Entries taken from a collection
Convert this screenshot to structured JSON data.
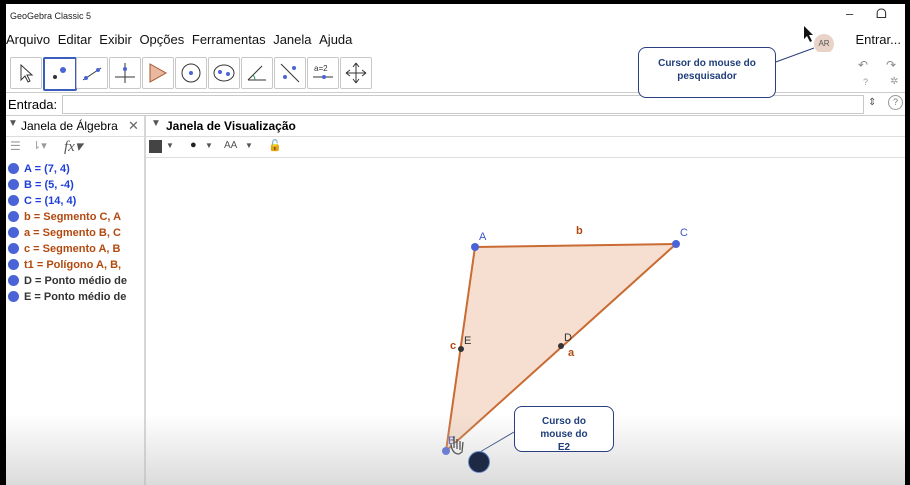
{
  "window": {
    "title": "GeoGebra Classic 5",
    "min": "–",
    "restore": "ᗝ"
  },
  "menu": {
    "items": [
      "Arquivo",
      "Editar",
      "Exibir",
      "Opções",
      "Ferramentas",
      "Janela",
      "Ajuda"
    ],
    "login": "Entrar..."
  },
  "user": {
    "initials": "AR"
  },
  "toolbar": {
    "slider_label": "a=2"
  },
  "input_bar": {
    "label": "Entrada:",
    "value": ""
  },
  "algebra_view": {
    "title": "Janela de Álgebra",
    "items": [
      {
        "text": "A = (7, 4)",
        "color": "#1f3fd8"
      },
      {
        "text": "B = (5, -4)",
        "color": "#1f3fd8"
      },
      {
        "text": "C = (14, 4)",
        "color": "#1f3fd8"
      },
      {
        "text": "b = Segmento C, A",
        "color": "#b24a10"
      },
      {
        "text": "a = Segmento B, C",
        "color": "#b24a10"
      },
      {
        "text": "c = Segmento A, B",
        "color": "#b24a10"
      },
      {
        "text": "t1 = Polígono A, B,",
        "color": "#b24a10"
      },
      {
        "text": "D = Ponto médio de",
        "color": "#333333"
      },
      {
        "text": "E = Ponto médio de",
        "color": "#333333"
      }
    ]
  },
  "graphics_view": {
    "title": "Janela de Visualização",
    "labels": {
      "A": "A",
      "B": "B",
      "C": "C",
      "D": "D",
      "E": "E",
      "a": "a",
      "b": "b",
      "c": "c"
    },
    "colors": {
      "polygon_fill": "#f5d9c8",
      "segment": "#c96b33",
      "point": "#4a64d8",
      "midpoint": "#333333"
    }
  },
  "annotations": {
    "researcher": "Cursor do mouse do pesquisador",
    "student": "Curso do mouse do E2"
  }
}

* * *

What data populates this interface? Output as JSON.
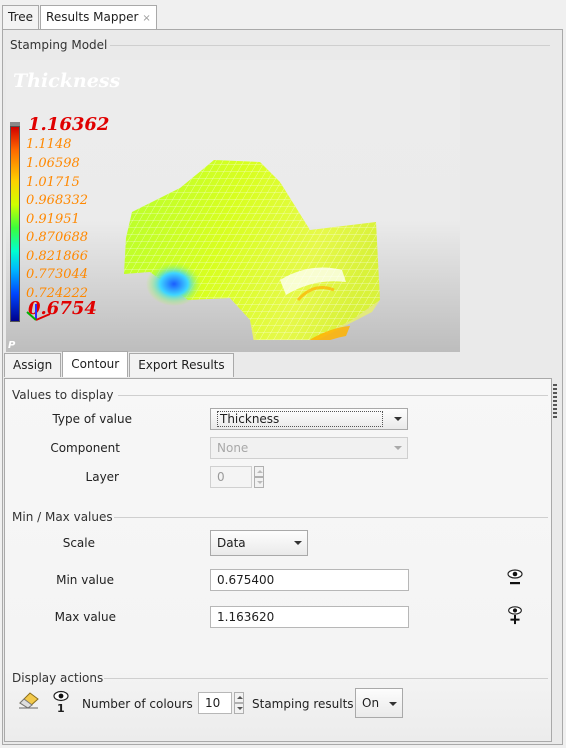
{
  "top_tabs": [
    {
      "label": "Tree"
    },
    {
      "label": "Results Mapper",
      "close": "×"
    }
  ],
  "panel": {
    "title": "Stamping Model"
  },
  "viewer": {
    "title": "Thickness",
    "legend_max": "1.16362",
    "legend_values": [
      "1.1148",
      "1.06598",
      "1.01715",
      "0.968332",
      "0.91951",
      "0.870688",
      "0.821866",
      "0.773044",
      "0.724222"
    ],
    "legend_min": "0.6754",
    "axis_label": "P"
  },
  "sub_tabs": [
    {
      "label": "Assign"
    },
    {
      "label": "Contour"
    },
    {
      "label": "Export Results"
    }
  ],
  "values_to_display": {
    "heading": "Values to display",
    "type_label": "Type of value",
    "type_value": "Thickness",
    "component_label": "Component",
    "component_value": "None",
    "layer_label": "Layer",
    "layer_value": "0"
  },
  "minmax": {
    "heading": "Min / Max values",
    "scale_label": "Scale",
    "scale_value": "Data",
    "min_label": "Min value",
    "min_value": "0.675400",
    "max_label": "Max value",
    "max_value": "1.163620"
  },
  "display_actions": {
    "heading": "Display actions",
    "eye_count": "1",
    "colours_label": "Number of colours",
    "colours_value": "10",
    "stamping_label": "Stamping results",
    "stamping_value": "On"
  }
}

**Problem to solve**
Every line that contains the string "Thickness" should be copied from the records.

**Exercise result**
    "title": "Thickness",
    "type_value": "Thickness",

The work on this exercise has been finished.